Mancini went onto the pitch to confront referee Peter Rasmussen after City's frustrating and damaging 2-2 Champions League draw with Ajax at the Etihad Stadium on Tuesday. City striker Sergio Aguero had a goal ruled out for offside in the 88th minute and Mario Balotelli was denied an injury-time penalty as Rasmussen blew the final whistle.
Ahead of Sunday's Barclays Premier League game against Tottenham, first-team coach Platt said: "Why wouldn't the manager of a football club be frustrated? Why wouldn't we all be frustrated? Players are frustrated, supporters are frustrated, staff are frustrated."
Mancini also clashed with the cameraman who filmed him at close proximity as he walked across the pitch but later said he had only been telling him to stop recording.
Platt added: "Robbie has gone onto the pitch and spoken to the referee. As he comes back, he turns around and has a camera in front of his face for 30 yards. He turns around and says, in English, that basically it is enough now. People then want to start talking about what has happened and almost exaggerating the incident.
"I don't think he is the first manager to go onto the pitch. If you go on to Wikipedia you'll see he has done it before, not just as a manager but as a player.

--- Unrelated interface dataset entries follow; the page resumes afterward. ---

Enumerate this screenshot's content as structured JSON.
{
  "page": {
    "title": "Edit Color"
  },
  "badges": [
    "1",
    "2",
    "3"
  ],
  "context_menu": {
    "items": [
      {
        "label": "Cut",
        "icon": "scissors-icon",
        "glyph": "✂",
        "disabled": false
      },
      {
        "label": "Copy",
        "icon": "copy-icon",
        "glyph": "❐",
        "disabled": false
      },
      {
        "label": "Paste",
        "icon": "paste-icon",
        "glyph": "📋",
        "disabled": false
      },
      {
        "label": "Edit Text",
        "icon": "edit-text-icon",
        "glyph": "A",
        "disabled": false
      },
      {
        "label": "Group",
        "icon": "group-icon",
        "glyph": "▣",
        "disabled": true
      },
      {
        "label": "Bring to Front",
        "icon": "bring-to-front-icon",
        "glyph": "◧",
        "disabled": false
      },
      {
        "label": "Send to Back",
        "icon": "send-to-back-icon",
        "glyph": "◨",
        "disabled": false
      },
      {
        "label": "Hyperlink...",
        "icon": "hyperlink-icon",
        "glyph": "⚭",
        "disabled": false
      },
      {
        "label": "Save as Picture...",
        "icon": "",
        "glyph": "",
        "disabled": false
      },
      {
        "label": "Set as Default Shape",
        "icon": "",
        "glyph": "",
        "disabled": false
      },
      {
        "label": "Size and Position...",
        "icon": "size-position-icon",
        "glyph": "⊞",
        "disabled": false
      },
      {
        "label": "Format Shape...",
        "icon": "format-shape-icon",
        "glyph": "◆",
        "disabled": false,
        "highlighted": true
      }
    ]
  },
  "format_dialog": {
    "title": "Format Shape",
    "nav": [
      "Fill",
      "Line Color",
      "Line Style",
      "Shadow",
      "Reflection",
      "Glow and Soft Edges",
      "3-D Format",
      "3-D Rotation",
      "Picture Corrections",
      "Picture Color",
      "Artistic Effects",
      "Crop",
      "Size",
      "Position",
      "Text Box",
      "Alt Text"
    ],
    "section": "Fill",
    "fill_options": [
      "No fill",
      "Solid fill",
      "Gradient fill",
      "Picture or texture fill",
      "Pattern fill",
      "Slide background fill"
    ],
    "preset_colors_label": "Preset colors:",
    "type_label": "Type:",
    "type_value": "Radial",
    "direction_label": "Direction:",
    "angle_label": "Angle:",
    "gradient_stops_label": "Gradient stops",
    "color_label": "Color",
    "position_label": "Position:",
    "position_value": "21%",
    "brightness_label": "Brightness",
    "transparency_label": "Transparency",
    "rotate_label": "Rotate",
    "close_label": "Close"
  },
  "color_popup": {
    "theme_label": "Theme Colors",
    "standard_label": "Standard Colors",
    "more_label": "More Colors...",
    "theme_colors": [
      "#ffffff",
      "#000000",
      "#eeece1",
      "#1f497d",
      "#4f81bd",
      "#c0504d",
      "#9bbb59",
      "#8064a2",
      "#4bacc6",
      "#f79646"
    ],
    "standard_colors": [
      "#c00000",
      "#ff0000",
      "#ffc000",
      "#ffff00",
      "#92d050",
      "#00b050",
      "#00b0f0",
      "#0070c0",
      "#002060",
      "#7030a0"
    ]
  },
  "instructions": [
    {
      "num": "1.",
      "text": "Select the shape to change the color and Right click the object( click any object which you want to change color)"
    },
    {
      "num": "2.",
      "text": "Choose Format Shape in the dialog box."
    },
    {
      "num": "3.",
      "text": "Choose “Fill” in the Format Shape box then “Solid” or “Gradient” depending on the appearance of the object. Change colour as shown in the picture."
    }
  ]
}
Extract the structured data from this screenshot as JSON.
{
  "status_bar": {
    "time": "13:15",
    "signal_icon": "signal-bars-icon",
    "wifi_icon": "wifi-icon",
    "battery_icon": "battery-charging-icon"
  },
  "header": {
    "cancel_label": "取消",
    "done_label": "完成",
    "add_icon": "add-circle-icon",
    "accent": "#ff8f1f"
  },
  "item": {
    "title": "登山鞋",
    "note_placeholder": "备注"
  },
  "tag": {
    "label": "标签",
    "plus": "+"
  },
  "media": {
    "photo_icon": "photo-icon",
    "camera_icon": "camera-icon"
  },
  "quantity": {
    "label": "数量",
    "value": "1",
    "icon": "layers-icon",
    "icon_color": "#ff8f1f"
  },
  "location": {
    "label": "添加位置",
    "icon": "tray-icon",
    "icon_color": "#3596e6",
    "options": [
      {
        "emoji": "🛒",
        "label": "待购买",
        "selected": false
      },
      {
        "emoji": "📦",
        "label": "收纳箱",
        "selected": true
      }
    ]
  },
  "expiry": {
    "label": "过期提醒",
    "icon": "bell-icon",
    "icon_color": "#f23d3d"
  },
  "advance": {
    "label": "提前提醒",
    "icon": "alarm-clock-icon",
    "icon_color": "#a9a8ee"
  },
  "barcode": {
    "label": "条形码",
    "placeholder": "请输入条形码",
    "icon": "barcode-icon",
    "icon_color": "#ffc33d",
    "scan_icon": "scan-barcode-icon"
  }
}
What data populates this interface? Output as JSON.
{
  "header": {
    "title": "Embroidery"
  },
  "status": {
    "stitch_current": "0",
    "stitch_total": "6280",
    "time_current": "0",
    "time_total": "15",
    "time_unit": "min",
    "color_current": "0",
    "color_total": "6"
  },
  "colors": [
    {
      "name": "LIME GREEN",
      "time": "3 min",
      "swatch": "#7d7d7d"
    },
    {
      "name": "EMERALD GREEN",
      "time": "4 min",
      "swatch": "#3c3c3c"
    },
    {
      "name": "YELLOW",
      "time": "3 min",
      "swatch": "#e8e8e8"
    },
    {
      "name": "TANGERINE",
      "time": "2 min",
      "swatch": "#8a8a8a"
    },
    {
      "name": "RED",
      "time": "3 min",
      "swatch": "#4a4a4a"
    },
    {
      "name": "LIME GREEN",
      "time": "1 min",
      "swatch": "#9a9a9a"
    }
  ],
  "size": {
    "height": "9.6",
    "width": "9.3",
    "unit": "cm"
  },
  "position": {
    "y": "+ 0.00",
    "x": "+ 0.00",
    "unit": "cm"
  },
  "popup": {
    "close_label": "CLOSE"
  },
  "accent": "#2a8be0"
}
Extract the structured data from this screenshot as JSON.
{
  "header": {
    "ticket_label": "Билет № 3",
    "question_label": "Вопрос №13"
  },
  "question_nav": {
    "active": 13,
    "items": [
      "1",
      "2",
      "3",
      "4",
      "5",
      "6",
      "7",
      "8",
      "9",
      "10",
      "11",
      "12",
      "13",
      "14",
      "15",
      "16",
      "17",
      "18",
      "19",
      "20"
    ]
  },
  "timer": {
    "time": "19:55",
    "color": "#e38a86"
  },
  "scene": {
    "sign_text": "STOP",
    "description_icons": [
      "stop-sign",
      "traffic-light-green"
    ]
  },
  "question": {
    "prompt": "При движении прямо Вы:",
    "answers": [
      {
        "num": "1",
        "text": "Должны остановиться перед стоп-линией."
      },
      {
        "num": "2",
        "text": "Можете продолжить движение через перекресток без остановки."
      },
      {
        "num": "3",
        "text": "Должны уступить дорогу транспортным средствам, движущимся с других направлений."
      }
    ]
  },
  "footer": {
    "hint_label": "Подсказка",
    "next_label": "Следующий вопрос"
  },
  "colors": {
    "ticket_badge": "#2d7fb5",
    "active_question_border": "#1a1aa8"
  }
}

He wears his heart on his sleeve."
The incident came a day after Mancini had lost his temper in a press conference when asked about a previous statement that he had been "close to seven or eight teams" last season.
That in turn had come about following reports he held discussions with Monaco last season, one of a number of stories in recent weeks in which Mancini's future has been the subject of speculation.
Platt said: "We can sit here and drag it on for another three days but that's what seems to be the thing that is happening to us at this moment in time, half-voices, half-truths, stories that are probably big enough to go one day are actually lasting a lot longer than that and for what reason, I don't know.
"The manager for three or four press conferences has not spoken about the next game but about what people want to write about."